“They know what has happened,” one source, who wanted to remain anonymous because “people are being followed and live in fear of also being abducted”, told World Watch Monitor. “The government can’t play with people’s lives.”
Concerned Malaysians are also asking why the police were less than forthcoming in helping SUHAKAM to uncover the truth, and appeared to want to stop the inquiry.
They said the reputation of the Royal Malaysian Police, respected for its competent track record in solving crimes, is at stake.
The chairman of SUHAKAM, Razali Ismail, acknowledged yesterday that the Koh case was a matter of huge public interest.
“The family has come to talk to us for all these months,” he said. “We really must understand their concerns and, more importantly, the public’s concerns and the various implications. In no way will SUHAKAM pull back from this investigation.”

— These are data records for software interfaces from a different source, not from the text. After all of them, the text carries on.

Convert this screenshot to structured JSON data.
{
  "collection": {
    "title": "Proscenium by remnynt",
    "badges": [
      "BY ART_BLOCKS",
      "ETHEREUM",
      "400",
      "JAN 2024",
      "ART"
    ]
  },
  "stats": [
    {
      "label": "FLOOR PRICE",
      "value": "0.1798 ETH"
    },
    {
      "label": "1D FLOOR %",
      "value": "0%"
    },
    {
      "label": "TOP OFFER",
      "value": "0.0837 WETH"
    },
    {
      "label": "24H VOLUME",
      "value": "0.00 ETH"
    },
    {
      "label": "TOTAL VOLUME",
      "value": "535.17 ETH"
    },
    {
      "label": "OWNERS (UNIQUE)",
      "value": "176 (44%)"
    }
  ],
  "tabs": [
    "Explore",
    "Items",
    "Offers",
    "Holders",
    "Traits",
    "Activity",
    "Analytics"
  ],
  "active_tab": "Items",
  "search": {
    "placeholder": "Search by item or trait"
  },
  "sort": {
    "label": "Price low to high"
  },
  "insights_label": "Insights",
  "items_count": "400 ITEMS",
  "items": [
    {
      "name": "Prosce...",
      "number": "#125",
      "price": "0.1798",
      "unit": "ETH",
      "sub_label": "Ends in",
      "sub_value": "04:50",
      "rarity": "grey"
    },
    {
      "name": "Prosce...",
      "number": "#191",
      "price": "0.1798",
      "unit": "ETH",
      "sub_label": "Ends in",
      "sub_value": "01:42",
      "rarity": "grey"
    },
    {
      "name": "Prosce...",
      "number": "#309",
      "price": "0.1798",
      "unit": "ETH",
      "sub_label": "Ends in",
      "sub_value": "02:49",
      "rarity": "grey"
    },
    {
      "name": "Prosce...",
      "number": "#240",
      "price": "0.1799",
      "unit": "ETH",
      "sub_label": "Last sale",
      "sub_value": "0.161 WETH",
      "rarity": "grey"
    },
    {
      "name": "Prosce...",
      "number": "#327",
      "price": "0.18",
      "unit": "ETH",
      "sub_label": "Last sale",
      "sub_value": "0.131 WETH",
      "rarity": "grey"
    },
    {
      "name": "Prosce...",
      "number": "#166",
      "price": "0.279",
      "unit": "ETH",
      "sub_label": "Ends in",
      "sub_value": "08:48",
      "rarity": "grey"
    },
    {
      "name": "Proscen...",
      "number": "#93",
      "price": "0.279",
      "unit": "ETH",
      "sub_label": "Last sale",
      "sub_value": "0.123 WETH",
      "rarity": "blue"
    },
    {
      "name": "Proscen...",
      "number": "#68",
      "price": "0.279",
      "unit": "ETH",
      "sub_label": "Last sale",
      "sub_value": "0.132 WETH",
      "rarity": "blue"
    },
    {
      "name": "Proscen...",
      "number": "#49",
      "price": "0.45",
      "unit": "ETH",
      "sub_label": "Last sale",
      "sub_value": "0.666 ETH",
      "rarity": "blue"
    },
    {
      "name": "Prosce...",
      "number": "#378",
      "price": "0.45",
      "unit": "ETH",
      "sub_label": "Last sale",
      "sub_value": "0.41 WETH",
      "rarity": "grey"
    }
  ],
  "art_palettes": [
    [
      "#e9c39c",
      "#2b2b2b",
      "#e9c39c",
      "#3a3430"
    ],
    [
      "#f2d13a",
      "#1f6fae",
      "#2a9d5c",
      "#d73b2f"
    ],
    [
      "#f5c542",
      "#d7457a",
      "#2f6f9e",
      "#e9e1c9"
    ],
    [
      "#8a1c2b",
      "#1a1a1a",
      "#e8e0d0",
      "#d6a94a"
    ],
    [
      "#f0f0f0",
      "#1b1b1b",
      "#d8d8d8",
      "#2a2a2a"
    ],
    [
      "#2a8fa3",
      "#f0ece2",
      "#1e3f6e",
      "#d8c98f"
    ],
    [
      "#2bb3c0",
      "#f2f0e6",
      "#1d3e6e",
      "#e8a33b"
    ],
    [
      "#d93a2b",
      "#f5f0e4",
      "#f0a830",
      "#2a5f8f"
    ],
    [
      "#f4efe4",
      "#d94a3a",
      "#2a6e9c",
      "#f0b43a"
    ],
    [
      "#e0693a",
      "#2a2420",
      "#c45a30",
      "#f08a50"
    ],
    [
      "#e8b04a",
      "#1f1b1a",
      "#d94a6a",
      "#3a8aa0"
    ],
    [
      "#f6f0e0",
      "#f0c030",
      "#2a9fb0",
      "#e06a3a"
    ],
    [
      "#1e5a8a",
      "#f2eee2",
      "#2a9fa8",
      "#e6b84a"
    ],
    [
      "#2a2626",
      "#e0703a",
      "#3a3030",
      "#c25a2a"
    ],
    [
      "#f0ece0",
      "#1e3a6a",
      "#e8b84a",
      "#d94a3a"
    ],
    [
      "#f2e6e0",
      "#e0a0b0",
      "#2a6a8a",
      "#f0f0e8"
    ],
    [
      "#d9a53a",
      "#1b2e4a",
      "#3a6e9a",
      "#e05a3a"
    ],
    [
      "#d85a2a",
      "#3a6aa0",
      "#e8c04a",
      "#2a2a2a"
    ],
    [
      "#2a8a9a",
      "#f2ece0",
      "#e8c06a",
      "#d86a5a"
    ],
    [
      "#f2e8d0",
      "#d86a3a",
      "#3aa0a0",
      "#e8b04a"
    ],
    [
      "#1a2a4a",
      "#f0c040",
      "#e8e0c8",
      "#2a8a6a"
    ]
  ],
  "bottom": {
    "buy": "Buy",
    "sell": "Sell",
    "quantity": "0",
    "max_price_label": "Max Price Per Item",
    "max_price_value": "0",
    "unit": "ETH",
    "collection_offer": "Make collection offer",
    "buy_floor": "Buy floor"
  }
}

Razali also said that the commission would play a very “constructive” role in the trial, and that it would do whatever was required, within legal boundaries.
Koh’s family were incensed last year when they heard police had been investigating whether the pastor had been proselytising Muslims, instead of focusing on pursuing his captors. In 2011 Koh had been accused of proselytising Muslims, and had also received bullets in the mail.
While freedom of religion is enshrined in the Malaysian constitution, the government forbids conversion of Muslims.
Koh’s wife Susanna had testified before the public inquiry that her husband had always been very careful to remind staff at his charitable organisation that they were not to proselytise, though she said the charity was “not linked to any religion” and was “not a Christian entity”.
Thomas Fann, from CAGED, claims there has been a lack of urgency in police investigations in all missing-persons cases.
His organisation has also catalogued the disappearances of five other Malaysians of Indian origin in 2011, 2013, 2015 and 2016, some of whom were taken by men in uniform.
CAGED claims that there was little or no public outcry then because they may have been involved in gang-related activities, and such disappearances were a modus operandi the authorities used to deal with “troublesome people”.
“We didn’t care then, but now religious minorities are being targeted,” Fann said.
CAGED wants the rule of law to apply to all citizens; for police to use all the resources available to them to resolve who is behind the abductions; for no-one to be denied a fair trial; and for families to be provided with regular updates of investigations.
Malaysian Christians meanwhile fear that if Lam is convicted of Koh’s kidnap, or even freed because of a lack of evidence, the human rights inquiry will be stalled for a long time and the hope of justice for his family will be more than likely snuffed out.